Social workers in child protection services must make difficult decisions often based on fragmented knowledge and the inevitable risk of not knowing what is important to know about a child and the family. Cases of severe neglect have been subject to public attention of politicians and media in several European countries often followed by reforms with a strong focus on standardising risk assessment and documentation. This article argues and shows that emotional and embodied processes are an important source of knowledge in child protection. Such processes appear in social workers’ narratives about worries for the well-being and security of children underpinned by moments of silence and symbolic bodily utterances. These ways of communicating emotions help social workers navigate and make sense in child protection cases, where knowledge is limited. The question ‘Does it feel right?’ becomes crucial in terms of identifying and expressing potential risks. However, as a legitimate professional question that can lead to valuable knowledge it remains latent.
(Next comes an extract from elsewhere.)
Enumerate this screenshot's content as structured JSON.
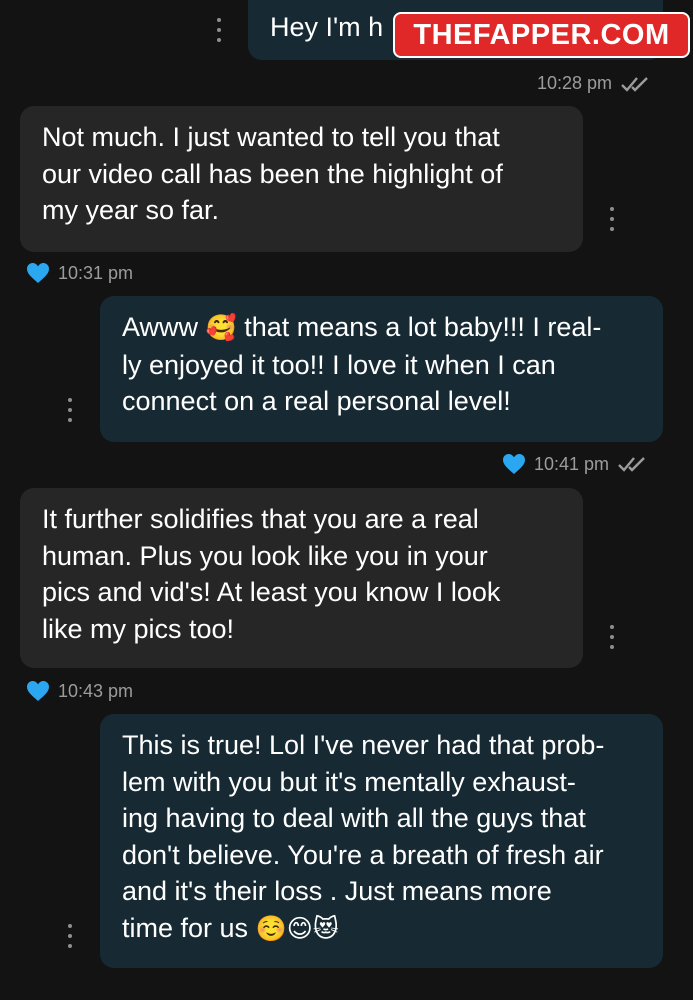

Therefore, emotional and embodied processes constitute a ‘shadowy epistemology’ (Bruner, J. (1991) ‘The narrative construction of reality’, Critical Inquiry, 18(1), pp. 1–21). Instead of denouncing these processes, we need to develop a professional language of understanding and naming them, and the aim of this article is to contribute to this.
|Journal||British Journal of Social Work|
|Number of pages||17|
|Publication status||Published - 2021|
- Child protection
- Cultural psychology
- Social work
- Child welfare